In July 2014, Connecticut opened an investigation into “suspicious” price increases of certain generic pharmaceuticals. The ongoing investigation uncovered evidence of years-long, extensive and well-coordinated conspiracies to fix prices and allocate markets for a number of generic pharmaceuticals in the U.S., according to Denn’s office.
The defendants are accused of coordinating the agenda through contact with their competitors at industry trade shows, customer conferences and other events, as well as through direct email, phone and text message.
The states say those involved were aware their conduct was illegal, and even deleted written communication after learning about the investigation.
They also say the alleged schemes caused significant, harmful and continuing effects in the country’s healthcare system.
The states are asking the courts to demand substantial financial relief to address the alleged violations of law, and to restore competition.
In 2015, generic drug sales in the United States were estimated at $74.5 billion. Today, the generic pharmaceutical industry accounts for about 88 percent of all prescriptions written in the U.S.
WHYY reached out to all the companies accused of misconduct. Mylan Pharmaceuticals Inc. and Teva Pharmaceuticals USA, Inc. respond to the request.
A spokesperson for Mylan stated in an email, “To date, we know of no evidence that Mylan participated in price fixing.”

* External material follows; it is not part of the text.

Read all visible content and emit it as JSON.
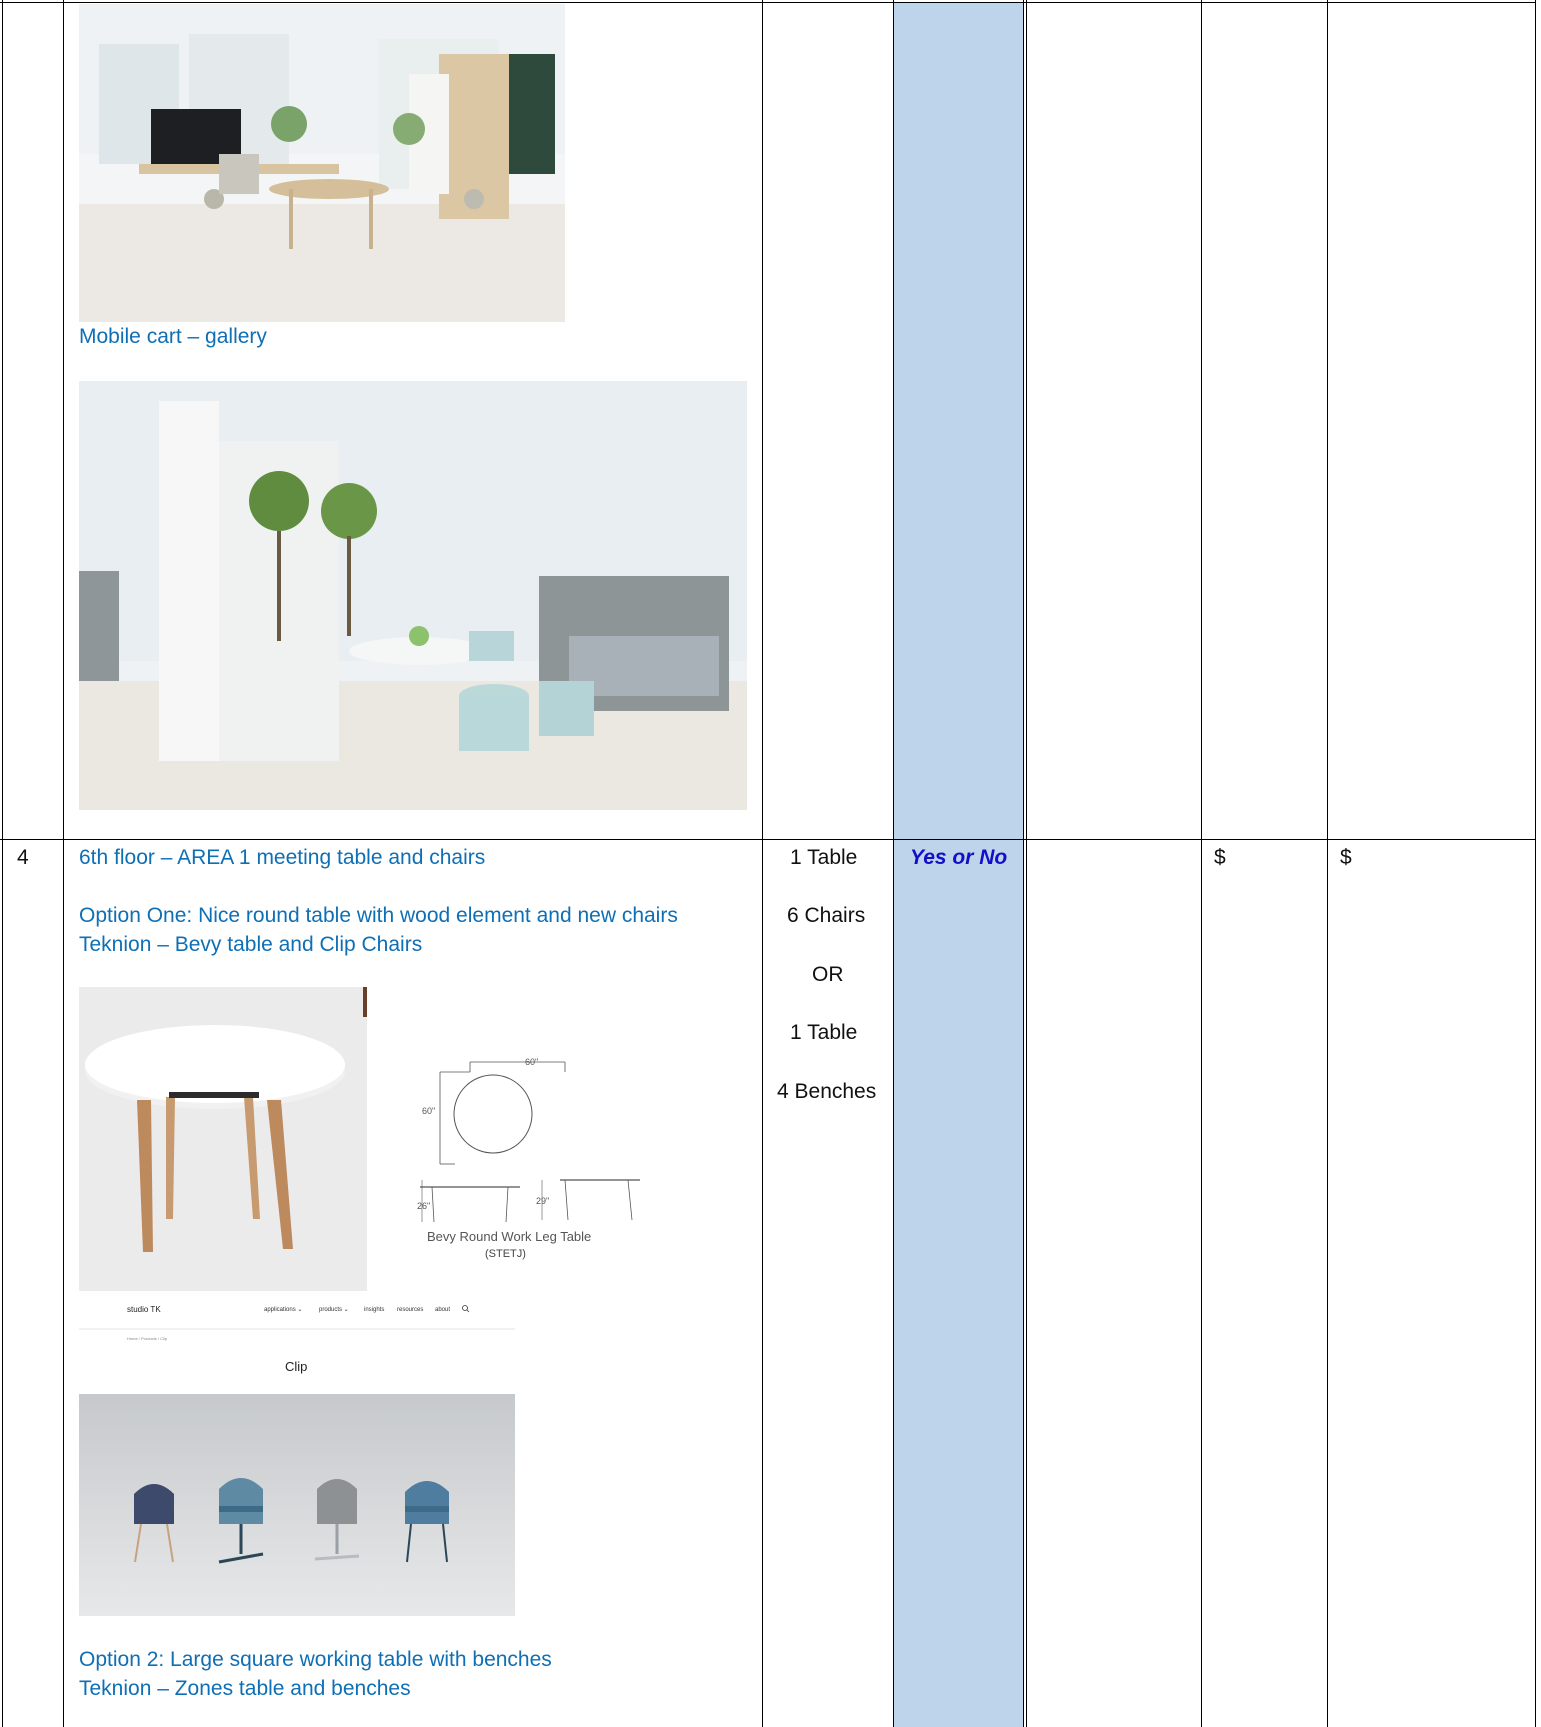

A spokesperson for Teva said in an email, “To date, we have not found any evidence of price fixing within Teva and so on the facts we vigorously deny any allegations of wrongdoing.”